Bill Ford, Executive Chair of Ford Motor Co., talked of his long-time commitment to the environment and the imperative to build cars that are affordable, financially, environmentally and socially. The number of cars is forecast to grow from 800M today to 4B by 2050. But 4B cars are still 4B cars, and a green traffic jam is still a traffic jam. Although Ford made a fleeting acknowledgement of public transportation and car sharing (initiatives that would reduce the number of cars), mainly he advocated that cars simply needed to get smart, which would allow more cars on existing road infrastructure. In my opinion, there is a major power struggle coming here: clearly both cars and roads are going to have to get smarter, but where will the control be? Ford obviously wants it in the car; many of us would want it to be in the roads.
Indra Nooyi, Chair and CEo of Pepsico, was an engaging and sympathetic person on the stage. She is driving Pepsi to Performance with Purpose, maximizing human, environmental, and talent sustainability. She described the Pepsi Refresh Project, where people submitted worthy projects. Pepsi gave a total of $20M to the projects earning the most votes. It was nice that Pepsi funded 1000 different grantees, but the 'vote for donation' model is not new or interesting. And besides, the talk was littered with Pepsi logos, totally inappropriate for TED. This one also felt very commercial, even though there were no logos in it.
I do not consider the incursion of corporate executives to have been a great success at TED. I'm sure TEDsters will react in their usual forthright way to this experiment. There was an opportunity for people to deliver a 1 minute talk at the end of the conference, responding to one of talks they've heard. Two of these 1-minute talks expressed distaste for Ford and Nooyi!

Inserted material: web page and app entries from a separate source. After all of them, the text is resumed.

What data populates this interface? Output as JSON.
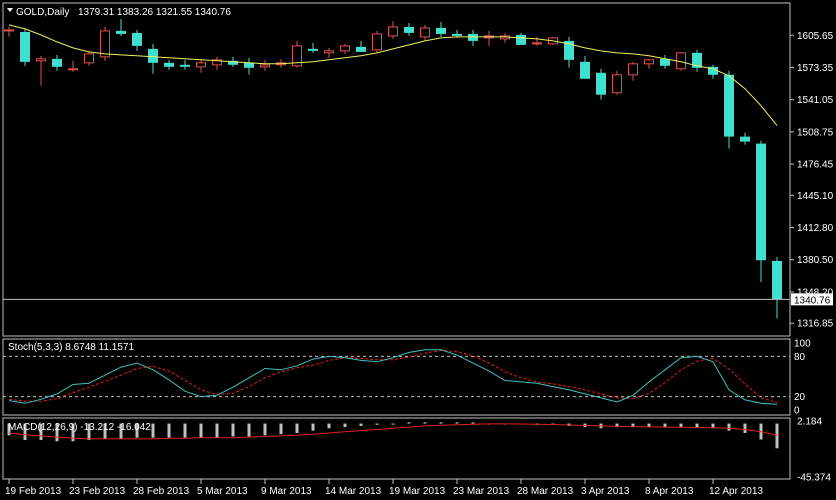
{
  "window": {
    "symbol_header": "GOLD,Daily",
    "ohlc_header": "1379.31 1383.26 1321.55 1340.76"
  },
  "colors": {
    "background": "#000000",
    "grid_frame": "#c0c0c0",
    "bull_candle": "#e05050",
    "bear_candle": "#40e0d0",
    "moving_average": "#f0f060",
    "stoch_main": "#40c0c0",
    "stoch_signal": "#e02020",
    "macd_hist": "#c0c0c0",
    "macd_signal": "#e02020",
    "price_tag_bg": "#ffffff",
    "price_tag_text": "#000000"
  },
  "main_axis": {
    "tick_labels": [
      "1605.65",
      "1573.35",
      "1541.05",
      "1508.75",
      "1476.45",
      "1445.10",
      "1412.80",
      "1380.50",
      "1348.20",
      "1316.85"
    ],
    "tick_values": [
      1605.65,
      1573.35,
      1541.05,
      1508.75,
      1476.45,
      1445.1,
      1412.8,
      1380.5,
      1348.2,
      1316.85
    ],
    "current_price_label": "1340.76",
    "current_price": 1340.76
  },
  "chart_data": {
    "type": "candlestick",
    "title": "GOLD,Daily",
    "subtitle": "1379.31 1383.26 1321.55 1340.76",
    "x_tick_labels": [
      "19 Feb 2013",
      "23 Feb 2013",
      "28 Feb 2013",
      "5 Mar 2013",
      "9 Mar 2013",
      "14 Mar 2013",
      "19 Mar 2013",
      "23 Mar 2013",
      "28 Mar 2013",
      "3 Apr 2013",
      "8 Apr 2013",
      "12 Apr 2013"
    ],
    "x_tick_index": [
      0,
      4,
      8,
      12,
      16,
      20,
      24,
      28,
      32,
      36,
      40,
      44
    ],
    "ylim": [
      1306,
      1635
    ],
    "candles": [
      {
        "o": 1610,
        "h": 1614,
        "l": 1604,
        "c": 1611
      },
      {
        "o": 1609,
        "h": 1612,
        "l": 1575,
        "c": 1579
      },
      {
        "o": 1580,
        "h": 1585,
        "l": 1555,
        "c": 1582
      },
      {
        "o": 1582,
        "h": 1586,
        "l": 1570,
        "c": 1574
      },
      {
        "o": 1572,
        "h": 1580,
        "l": 1569,
        "c": 1572
      },
      {
        "o": 1578,
        "h": 1590,
        "l": 1575,
        "c": 1587
      },
      {
        "o": 1584,
        "h": 1614,
        "l": 1580,
        "c": 1610
      },
      {
        "o": 1610,
        "h": 1622,
        "l": 1605,
        "c": 1607
      },
      {
        "o": 1608,
        "h": 1611,
        "l": 1590,
        "c": 1595
      },
      {
        "o": 1592,
        "h": 1597,
        "l": 1567,
        "c": 1578
      },
      {
        "o": 1578,
        "h": 1581,
        "l": 1571,
        "c": 1574
      },
      {
        "o": 1576,
        "h": 1581,
        "l": 1571,
        "c": 1574
      },
      {
        "o": 1574,
        "h": 1581,
        "l": 1568,
        "c": 1578
      },
      {
        "o": 1576,
        "h": 1584,
        "l": 1571,
        "c": 1581
      },
      {
        "o": 1580,
        "h": 1584,
        "l": 1574,
        "c": 1576
      },
      {
        "o": 1578,
        "h": 1583,
        "l": 1566,
        "c": 1573
      },
      {
        "o": 1574,
        "h": 1581,
        "l": 1570,
        "c": 1576
      },
      {
        "o": 1576,
        "h": 1582,
        "l": 1573,
        "c": 1578
      },
      {
        "o": 1575,
        "h": 1600,
        "l": 1573,
        "c": 1595
      },
      {
        "o": 1592,
        "h": 1598,
        "l": 1588,
        "c": 1590
      },
      {
        "o": 1588,
        "h": 1593,
        "l": 1583,
        "c": 1590
      },
      {
        "o": 1590,
        "h": 1597,
        "l": 1587,
        "c": 1595
      },
      {
        "o": 1594,
        "h": 1600,
        "l": 1589,
        "c": 1589
      },
      {
        "o": 1591,
        "h": 1610,
        "l": 1588,
        "c": 1607
      },
      {
        "o": 1605,
        "h": 1620,
        "l": 1602,
        "c": 1614
      },
      {
        "o": 1614,
        "h": 1618,
        "l": 1605,
        "c": 1608
      },
      {
        "o": 1604,
        "h": 1616,
        "l": 1600,
        "c": 1613
      },
      {
        "o": 1613,
        "h": 1619,
        "l": 1604,
        "c": 1607
      },
      {
        "o": 1607,
        "h": 1611,
        "l": 1603,
        "c": 1605
      },
      {
        "o": 1607,
        "h": 1611,
        "l": 1595,
        "c": 1600
      },
      {
        "o": 1603,
        "h": 1610,
        "l": 1595,
        "c": 1605
      },
      {
        "o": 1602,
        "h": 1608,
        "l": 1598,
        "c": 1605
      },
      {
        "o": 1606,
        "h": 1608,
        "l": 1596,
        "c": 1596
      },
      {
        "o": 1597,
        "h": 1604,
        "l": 1595,
        "c": 1598
      },
      {
        "o": 1597,
        "h": 1604,
        "l": 1596,
        "c": 1603
      },
      {
        "o": 1600,
        "h": 1604,
        "l": 1573,
        "c": 1581
      },
      {
        "o": 1579,
        "h": 1585,
        "l": 1562,
        "c": 1562
      },
      {
        "o": 1568,
        "h": 1572,
        "l": 1541,
        "c": 1546
      },
      {
        "o": 1548,
        "h": 1570,
        "l": 1546,
        "c": 1566
      },
      {
        "o": 1566,
        "h": 1579,
        "l": 1560,
        "c": 1577
      },
      {
        "o": 1577,
        "h": 1582,
        "l": 1572,
        "c": 1581
      },
      {
        "o": 1582,
        "h": 1586,
        "l": 1572,
        "c": 1575
      },
      {
        "o": 1572,
        "h": 1589,
        "l": 1570,
        "c": 1588
      },
      {
        "o": 1588,
        "h": 1591,
        "l": 1569,
        "c": 1573
      },
      {
        "o": 1574,
        "h": 1576,
        "l": 1562,
        "c": 1566
      },
      {
        "o": 1566,
        "h": 1570,
        "l": 1492,
        "c": 1504
      },
      {
        "o": 1504,
        "h": 1508,
        "l": 1496,
        "c": 1499
      },
      {
        "o": 1497,
        "h": 1500,
        "l": 1358,
        "c": 1380
      },
      {
        "o": 1379.31,
        "h": 1383.26,
        "l": 1321.55,
        "c": 1340.76
      }
    ],
    "ma": [
      1616,
      1612,
      1606,
      1599,
      1593,
      1589,
      1587,
      1586,
      1585,
      1584,
      1583,
      1582,
      1581,
      1580,
      1579,
      1578,
      1577,
      1577,
      1578,
      1579,
      1581,
      1583,
      1585,
      1588,
      1592,
      1596,
      1600,
      1603,
      1604,
      1604,
      1604,
      1604,
      1603,
      1602,
      1600,
      1597,
      1593,
      1590,
      1588,
      1587,
      1585,
      1582,
      1579,
      1575,
      1572,
      1565,
      1552,
      1535,
      1515
    ],
    "stoch": {
      "label": "Stoch(5,3,3) 8.6748 11.1571",
      "axis_labels": [
        "100",
        "80",
        "20",
        "0"
      ],
      "axis_values": [
        100,
        80,
        20,
        0
      ],
      "levels": [
        80,
        20
      ],
      "main": [
        14,
        10,
        16,
        24,
        38,
        40,
        52,
        64,
        70,
        60,
        45,
        28,
        20,
        22,
        34,
        48,
        62,
        60,
        66,
        76,
        80,
        78,
        74,
        72,
        78,
        86,
        90,
        90,
        82,
        70,
        58,
        44,
        42,
        40,
        35,
        30,
        24,
        18,
        12,
        22,
        42,
        60,
        78,
        80,
        72,
        30,
        15,
        10,
        8.67
      ],
      "signal": [
        16,
        13,
        13,
        17,
        26,
        34,
        43,
        52,
        62,
        65,
        58,
        44,
        30,
        23,
        25,
        35,
        48,
        57,
        63,
        67,
        74,
        78,
        77,
        75,
        75,
        79,
        85,
        89,
        87,
        81,
        70,
        57,
        48,
        42,
        39,
        35,
        30,
        24,
        18,
        17,
        25,
        41,
        60,
        73,
        77,
        61,
        39,
        18,
        11.16
      ]
    },
    "macd": {
      "label": "MACD(12,26,9) -13.212 -16.042",
      "axis_labels": [
        "2.184",
        "-45.374"
      ],
      "axis_values": [
        2.184,
        -45.374
      ],
      "hist": [
        -10,
        -14,
        -14,
        -15,
        -15,
        -14,
        -13,
        -13,
        -12,
        -12,
        -12,
        -12,
        -12,
        -12,
        -11,
        -11,
        -10,
        -9,
        -8,
        -6,
        -4,
        -3,
        -2,
        -1,
        0,
        1,
        1,
        1,
        1,
        1,
        0,
        0,
        0,
        -1,
        -1,
        -2,
        -3,
        -4,
        -3,
        -3,
        -3,
        -3,
        -3,
        -3,
        -4,
        -6,
        -8,
        -13.5,
        -21
      ],
      "signal": [
        -8,
        -9.5,
        -10.5,
        -11.5,
        -12.5,
        -13,
        -13,
        -13,
        -13,
        -13,
        -12.5,
        -12.5,
        -12,
        -12,
        -12,
        -11.5,
        -11,
        -10.5,
        -10,
        -9,
        -8,
        -7,
        -6,
        -5,
        -4,
        -3,
        -2,
        -1.5,
        -1,
        -0.5,
        -0.3,
        -0.3,
        -0.4,
        -0.5,
        -0.8,
        -1.2,
        -1.6,
        -2,
        -2.4,
        -2.6,
        -2.8,
        -3,
        -3.1,
        -3.3,
        -3.5,
        -4,
        -5,
        -7,
        -10
      ]
    }
  }
}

On the other hand, the TED team are fabulous at listening to and responding to criticism, so I wouldn't be surprised to see more corporate speakers next year - and for them to be better.